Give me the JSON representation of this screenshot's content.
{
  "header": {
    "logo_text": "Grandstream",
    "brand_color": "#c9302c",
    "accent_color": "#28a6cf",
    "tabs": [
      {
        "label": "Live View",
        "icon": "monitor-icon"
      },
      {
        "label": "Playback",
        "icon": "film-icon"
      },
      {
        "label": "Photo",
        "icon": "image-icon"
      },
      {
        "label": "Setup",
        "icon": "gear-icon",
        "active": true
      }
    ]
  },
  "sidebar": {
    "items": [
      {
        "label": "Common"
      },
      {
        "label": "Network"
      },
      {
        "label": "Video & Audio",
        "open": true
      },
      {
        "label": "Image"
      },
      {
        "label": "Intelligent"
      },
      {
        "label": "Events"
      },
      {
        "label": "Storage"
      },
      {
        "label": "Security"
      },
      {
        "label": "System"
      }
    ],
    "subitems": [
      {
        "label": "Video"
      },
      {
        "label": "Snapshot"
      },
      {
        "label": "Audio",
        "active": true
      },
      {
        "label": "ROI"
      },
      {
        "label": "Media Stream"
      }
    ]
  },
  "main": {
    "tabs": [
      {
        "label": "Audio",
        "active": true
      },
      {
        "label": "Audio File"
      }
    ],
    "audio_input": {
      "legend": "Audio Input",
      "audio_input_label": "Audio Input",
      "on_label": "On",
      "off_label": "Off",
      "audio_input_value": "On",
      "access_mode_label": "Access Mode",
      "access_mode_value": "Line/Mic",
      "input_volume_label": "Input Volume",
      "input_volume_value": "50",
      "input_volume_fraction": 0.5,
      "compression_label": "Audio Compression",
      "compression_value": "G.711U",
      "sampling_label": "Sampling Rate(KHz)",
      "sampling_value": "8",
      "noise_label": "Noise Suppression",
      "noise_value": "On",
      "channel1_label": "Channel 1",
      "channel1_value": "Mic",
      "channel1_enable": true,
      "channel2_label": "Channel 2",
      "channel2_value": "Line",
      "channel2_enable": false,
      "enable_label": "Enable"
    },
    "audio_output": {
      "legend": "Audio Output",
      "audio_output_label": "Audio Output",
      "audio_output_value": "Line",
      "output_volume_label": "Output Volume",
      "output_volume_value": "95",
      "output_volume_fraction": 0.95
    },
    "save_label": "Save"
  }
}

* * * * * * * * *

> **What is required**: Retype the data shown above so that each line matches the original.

> **Solved exercise**:
Give me the JSON representation of this screenshot's content.
{
  "header": {
    "logo_text": "Grandstream",
    "brand_color": "#c9302c",
    "accent_color": "#28a6cf",
    "tabs": [
      {
        "label": "Live View",
        "icon": "monitor-icon"
      },
      {
        "label": "Playback",
        "icon": "film-icon"
      },
      {
        "label": "Photo",
        "icon": "image-icon"
      },
      {
        "label": "Setup",
        "icon": "gear-icon",
        "active": true
      }
    ]
  },
  "sidebar": {
    "items": [
      {
        "label": "Common"
      },
      {
        "label": "Network"
      },
      {
        "label": "Video & Audio",
        "open": true
      },
      {
        "label": "Image"
      },
      {
        "label": "Intelligent"
      },
      {
        "label": "Events"
      },
      {
        "label": "Storage"
      },
      {
        "label": "Security"
      },
      {
        "label": "System"
      }
    ],
    "subitems": [
      {
        "label": "Video"
      },
      {
        "label": "Snapshot"
      },
      {
        "label": "Audio",
        "active": true
      },
      {
        "label": "ROI"
      },
      {
        "label": "Media Stream"
      }
    ]
  },
  "main": {
    "tabs": [
      {
        "label": "Audio",
        "active": true
      },
      {
        "label": "Audio File"
      }
    ],
    "audio_input": {
      "legend": "Audio Input",
      "audio_input_label": "Audio Input",
      "on_label": "On",
      "off_label": "Off",
      "audio_input_value": "On",
      "access_mode_label": "Access Mode",
      "access_mode_value": "Line/Mic",
      "input_volume_label": "Input Volume",
      "input_volume_value": "50",
      "input_volume_fraction": 0.5,
      "compression_label": "Audio Compression",
      "compression_value": "G.711U",
      "sampling_label": "Sampling Rate(KHz)",
      "sampling_value": "8",
      "noise_label": "Noise Suppression",
      "noise_value": "On",
      "channel1_label": "Channel 1",
      "channel1_value": "Mic",
      "channel1_enable": true,
      "channel2_label": "Channel 2",
      "channel2_value": "Line",
      "channel2_enable": false,
      "enable_label": "Enable"
    },
    "audio_output": {
      "legend": "Audio Output",
      "audio_output_label": "Audio Output",
      "audio_output_value": "Line",
      "output_volume_label": "Output Volume",
      "output_volume_value": "95",
      "output_volume_fraction": 0.95
    },
    "save_label": "Save"
  }
}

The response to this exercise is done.